» **RAW DATA**:

*** Block opens ***

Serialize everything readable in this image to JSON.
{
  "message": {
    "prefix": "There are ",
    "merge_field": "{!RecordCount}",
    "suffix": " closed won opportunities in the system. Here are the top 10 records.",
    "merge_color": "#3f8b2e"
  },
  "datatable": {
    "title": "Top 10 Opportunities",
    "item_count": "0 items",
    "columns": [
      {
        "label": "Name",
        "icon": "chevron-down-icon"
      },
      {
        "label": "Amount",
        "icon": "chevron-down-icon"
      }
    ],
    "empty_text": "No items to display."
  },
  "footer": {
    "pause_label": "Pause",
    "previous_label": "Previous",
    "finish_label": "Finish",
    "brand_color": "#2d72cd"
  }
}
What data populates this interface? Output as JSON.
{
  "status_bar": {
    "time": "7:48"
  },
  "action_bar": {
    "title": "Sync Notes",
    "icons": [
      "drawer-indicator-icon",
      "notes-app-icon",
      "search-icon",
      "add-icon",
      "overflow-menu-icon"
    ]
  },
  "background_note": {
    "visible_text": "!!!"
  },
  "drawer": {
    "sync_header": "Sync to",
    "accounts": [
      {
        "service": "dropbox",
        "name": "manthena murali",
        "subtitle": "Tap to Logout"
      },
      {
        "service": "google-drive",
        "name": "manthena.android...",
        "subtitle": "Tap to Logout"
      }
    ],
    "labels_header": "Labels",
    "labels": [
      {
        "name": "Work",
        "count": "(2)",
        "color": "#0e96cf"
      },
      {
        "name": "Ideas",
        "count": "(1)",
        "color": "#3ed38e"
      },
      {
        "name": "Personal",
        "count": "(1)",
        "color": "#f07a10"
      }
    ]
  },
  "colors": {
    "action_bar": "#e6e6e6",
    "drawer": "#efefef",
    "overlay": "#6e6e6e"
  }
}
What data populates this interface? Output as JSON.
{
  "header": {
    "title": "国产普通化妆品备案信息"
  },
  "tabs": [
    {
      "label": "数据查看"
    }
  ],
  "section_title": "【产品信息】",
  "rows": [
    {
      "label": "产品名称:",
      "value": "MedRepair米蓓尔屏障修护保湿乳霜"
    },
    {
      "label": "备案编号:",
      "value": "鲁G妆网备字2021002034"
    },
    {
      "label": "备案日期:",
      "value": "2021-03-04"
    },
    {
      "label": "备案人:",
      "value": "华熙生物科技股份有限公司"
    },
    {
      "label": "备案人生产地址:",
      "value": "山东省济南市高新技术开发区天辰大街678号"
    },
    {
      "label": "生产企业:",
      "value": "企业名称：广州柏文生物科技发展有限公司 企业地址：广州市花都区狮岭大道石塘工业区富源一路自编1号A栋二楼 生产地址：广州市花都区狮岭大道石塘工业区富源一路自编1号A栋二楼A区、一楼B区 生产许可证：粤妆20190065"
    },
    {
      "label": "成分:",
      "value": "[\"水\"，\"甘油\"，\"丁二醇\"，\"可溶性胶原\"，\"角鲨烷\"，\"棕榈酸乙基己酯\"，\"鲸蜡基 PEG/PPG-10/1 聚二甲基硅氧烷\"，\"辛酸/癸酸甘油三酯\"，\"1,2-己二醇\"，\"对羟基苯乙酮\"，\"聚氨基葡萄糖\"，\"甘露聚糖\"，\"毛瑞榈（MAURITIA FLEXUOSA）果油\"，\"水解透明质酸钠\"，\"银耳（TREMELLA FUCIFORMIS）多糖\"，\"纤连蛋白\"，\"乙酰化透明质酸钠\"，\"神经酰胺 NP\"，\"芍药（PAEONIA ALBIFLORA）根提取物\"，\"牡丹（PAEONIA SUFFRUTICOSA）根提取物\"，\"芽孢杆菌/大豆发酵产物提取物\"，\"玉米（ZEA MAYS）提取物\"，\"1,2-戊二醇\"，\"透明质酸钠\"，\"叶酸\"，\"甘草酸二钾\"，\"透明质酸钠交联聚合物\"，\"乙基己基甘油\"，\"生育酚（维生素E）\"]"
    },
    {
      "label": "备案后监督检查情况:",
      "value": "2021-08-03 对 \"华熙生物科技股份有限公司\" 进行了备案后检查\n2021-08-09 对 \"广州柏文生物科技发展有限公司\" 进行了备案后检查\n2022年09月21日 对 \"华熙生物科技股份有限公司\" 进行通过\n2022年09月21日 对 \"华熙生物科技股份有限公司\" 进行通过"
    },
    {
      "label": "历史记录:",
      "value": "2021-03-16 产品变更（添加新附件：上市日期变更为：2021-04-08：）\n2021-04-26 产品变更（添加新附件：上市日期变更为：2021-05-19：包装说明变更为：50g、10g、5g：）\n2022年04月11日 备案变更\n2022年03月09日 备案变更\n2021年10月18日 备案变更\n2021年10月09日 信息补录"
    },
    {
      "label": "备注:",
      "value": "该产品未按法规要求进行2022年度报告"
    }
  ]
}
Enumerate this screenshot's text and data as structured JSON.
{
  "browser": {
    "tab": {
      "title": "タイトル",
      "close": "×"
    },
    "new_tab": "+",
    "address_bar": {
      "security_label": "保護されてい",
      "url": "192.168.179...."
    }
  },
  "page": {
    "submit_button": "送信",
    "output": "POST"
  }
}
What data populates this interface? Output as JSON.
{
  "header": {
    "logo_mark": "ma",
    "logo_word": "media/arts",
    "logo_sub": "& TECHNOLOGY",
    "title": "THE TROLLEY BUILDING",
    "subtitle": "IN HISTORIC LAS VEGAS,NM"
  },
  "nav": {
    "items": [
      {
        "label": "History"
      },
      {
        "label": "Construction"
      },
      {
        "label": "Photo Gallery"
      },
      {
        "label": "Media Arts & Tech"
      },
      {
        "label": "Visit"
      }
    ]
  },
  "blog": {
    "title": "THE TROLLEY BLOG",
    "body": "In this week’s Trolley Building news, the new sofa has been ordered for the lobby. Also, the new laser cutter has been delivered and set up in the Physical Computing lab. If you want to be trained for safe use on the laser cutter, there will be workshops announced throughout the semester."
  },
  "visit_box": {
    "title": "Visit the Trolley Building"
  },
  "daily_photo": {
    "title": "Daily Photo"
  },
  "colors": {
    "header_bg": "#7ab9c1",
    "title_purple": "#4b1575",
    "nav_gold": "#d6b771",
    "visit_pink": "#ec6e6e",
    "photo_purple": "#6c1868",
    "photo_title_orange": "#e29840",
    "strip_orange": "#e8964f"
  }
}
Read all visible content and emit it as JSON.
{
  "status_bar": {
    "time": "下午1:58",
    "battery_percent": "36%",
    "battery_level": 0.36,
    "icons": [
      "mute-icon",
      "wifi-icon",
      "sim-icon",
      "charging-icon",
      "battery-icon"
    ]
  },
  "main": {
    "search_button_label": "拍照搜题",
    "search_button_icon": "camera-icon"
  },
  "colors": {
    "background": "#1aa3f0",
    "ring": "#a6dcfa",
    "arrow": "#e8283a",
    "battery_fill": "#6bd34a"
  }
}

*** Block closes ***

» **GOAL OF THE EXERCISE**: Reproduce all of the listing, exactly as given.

» **TASK RESULT**:
Serialize everything readable in this image to JSON.
{
  "message": {
    "prefix": "There are ",
    "merge_field": "{!RecordCount}",
    "suffix": " closed won opportunities in the system. Here are the top 10 records.",
    "merge_color": "#3f8b2e"
  },
  "datatable": {
    "title": "Top 10 Opportunities",
    "item_count": "0 items",
    "columns": [
      {
        "label": "Name",
        "icon": "chevron-down-icon"
      },
      {
        "label": "Amount",
        "icon": "chevron-down-icon"
      }
    ],
    "empty_text": "No items to display."
  },
  "footer": {
    "pause_label": "Pause",
    "previous_label": "Previous",
    "finish_label": "Finish",
    "brand_color": "#2d72cd"
  }
}
What data populates this interface? Output as JSON.
{
  "status_bar": {
    "time": "7:48"
  },
  "action_bar": {
    "title": "Sync Notes",
    "icons": [
      "drawer-indicator-icon",
      "notes-app-icon",
      "search-icon",
      "add-icon",
      "overflow-menu-icon"
    ]
  },
  "background_note": {
    "visible_text": "!!!"
  },
  "drawer": {
    "sync_header": "Sync to",
    "accounts": [
      {
        "service": "dropbox",
        "name": "manthena murali",
        "subtitle": "Tap to Logout"
      },
      {
        "service": "google-drive",
        "name": "manthena.android...",
        "subtitle": "Tap to Logout"
      }
    ],
    "labels_header": "Labels",
    "labels": [
      {
        "name": "Work",
        "count": "(2)",
        "color": "#0e96cf"
      },
      {
        "name": "Ideas",
        "count": "(1)",
        "color": "#3ed38e"
      },
      {
        "name": "Personal",
        "count": "(1)",
        "color": "#f07a10"
      }
    ]
  },
  "colors": {
    "action_bar": "#e6e6e6",
    "drawer": "#efefef",
    "overlay": "#6e6e6e"
  }
}
What data populates this interface? Output as JSON.
{
  "header": {
    "title": "国产普通化妆品备案信息"
  },
  "tabs": [
    {
      "label": "数据查看"
    }
  ],
  "section_title": "【产品信息】",
  "rows": [
    {
      "label": "产品名称:",
      "value": "MedRepair米蓓尔屏障修护保湿乳霜"
    },
    {
      "label": "备案编号:",
      "value": "鲁G妆网备字2021002034"
    },
    {
      "label": "备案日期:",
      "value": "2021-03-04"
    },
    {
      "label": "备案人:",
      "value": "华熙生物科技股份有限公司"
    },
    {
      "label": "备案人生产地址:",
      "value": "山东省济南市高新技术开发区天辰大街678号"
    },
    {
      "label": "生产企业:",
      "value": "企业名称：广州柏文生物科技发展有限公司 企业地址：广州市花都区狮岭大道石塘工业区富源一路自编1号A栋二楼 生产地址：广州市花都区狮岭大道石塘工业区富源一路自编1号A栋二楼A区、一楼B区 生产许可证：粤妆20190065"
    },
    {
      "label": "成分:",
      "value": "[\"水\"，\"甘油\"，\"丁二醇\"，\"可溶性胶原\"，\"角鲨烷\"，\"棕榈酸乙基己酯\"，\"鲸蜡基 PEG/PPG-10/1 聚二甲基硅氧烷\"，\"辛酸/癸酸甘油三酯\"，\"1,2-己二醇\"，\"对羟基苯乙酮\"，\"聚氨基葡萄糖\"，\"甘露聚糖\"，\"毛瑞榈（MAURITIA FLEXUOSA）果油\"，\"水解透明质酸钠\"，\"银耳（TREMELLA FUCIFORMIS）多糖\"，\"纤连蛋白\"，\"乙酰化透明质酸钠\"，\"神经酰胺 NP\"，\"芍药（PAEONIA ALBIFLORA）根提取物\"，\"牡丹（PAEONIA SUFFRUTICOSA）根提取物\"，\"芽孢杆菌/大豆发酵产物提取物\"，\"玉米（ZEA MAYS）提取物\"，\"1,2-戊二醇\"，\"透明质酸钠\"，\"叶酸\"，\"甘草酸二钾\"，\"透明质酸钠交联聚合物\"，\"乙基己基甘油\"，\"生育酚（维生素E）\"]"
    },
    {
      "label": "备案后监督检查情况:",
      "value": "2021-08-03 对 \"华熙生物科技股份有限公司\" 进行了备案后检查\n2021-08-09 对 \"广州柏文生物科技发展有限公司\" 进行了备案后检查\n2022年09月21日 对 \"华熙生物科技股份有限公司\" 进行通过\n2022年09月21日 对 \"华熙生物科技股份有限公司\" 进行通过"
    },
    {
      "label": "历史记录:",
      "value": "2021-03-16 产品变更（添加新附件：上市日期变更为：2021-04-08：）\n2021-04-26 产品变更（添加新附件：上市日期变更为：2021-05-19：包装说明变更为：50g、10g、5g：）\n2022年04月11日 备案变更\n2022年03月09日 备案变更\n2021年10月18日 备案变更\n2021年10月09日 信息补录"
    },
    {
      "label": "备注:",
      "value": "该产品未按法规要求进行2022年度报告"
    }
  ]
}
Enumerate this screenshot's text and data as structured JSON.
{
  "browser": {
    "tab": {
      "title": "タイトル",
      "close": "×"
    },
    "new_tab": "+",
    "address_bar": {
      "security_label": "保護されてい",
      "url": "192.168.179...."
    }
  },
  "page": {
    "submit_button": "送信",
    "output": "POST"
  }
}
What data populates this interface? Output as JSON.
{
  "header": {
    "logo_mark": "ma",
    "logo_word": "media/arts",
    "logo_sub": "& TECHNOLOGY",
    "title": "THE TROLLEY BUILDING",
    "subtitle": "IN HISTORIC LAS VEGAS,NM"
  },
  "nav": {
    "items": [
      {
        "label": "History"
      },
      {
        "label": "Construction"
      },
      {
        "label": "Photo Gallery"
      },
      {
        "label": "Media Arts & Tech"
      },
      {
        "label": "Visit"
      }
    ]
  },
  "blog": {
    "title": "THE TROLLEY BLOG",
    "body": "In this week’s Trolley Building news, the new sofa has been ordered for the lobby. Also, the new laser cutter has been delivered and set up in the Physical Computing lab. If you want to be trained for safe use on the laser cutter, there will be workshops announced throughout the semester."
  },
  "visit_box": {
    "title": "Visit the Trolley Building"
  },
  "daily_photo": {
    "title": "Daily Photo"
  },
  "colors": {
    "header_bg": "#7ab9c1",
    "title_purple": "#4b1575",
    "nav_gold": "#d6b771",
    "visit_pink": "#ec6e6e",
    "photo_purple": "#6c1868",
    "photo_title_orange": "#e29840",
    "strip_orange": "#e8964f"
  }
}
Read all visible content and emit it as JSON.
{
  "status_bar": {
    "time": "下午1:58",
    "battery_percent": "36%",
    "battery_level": 0.36,
    "icons": [
      "mute-icon",
      "wifi-icon",
      "sim-icon",
      "charging-icon",
      "battery-icon"
    ]
  },
  "main": {
    "search_button_label": "拍照搜题",
    "search_button_icon": "camera-icon"
  },
  "colors": {
    "background": "#1aa3f0",
    "ring": "#a6dcfa",
    "arrow": "#e8283a",
    "battery_fill": "#6bd34a"
  }
}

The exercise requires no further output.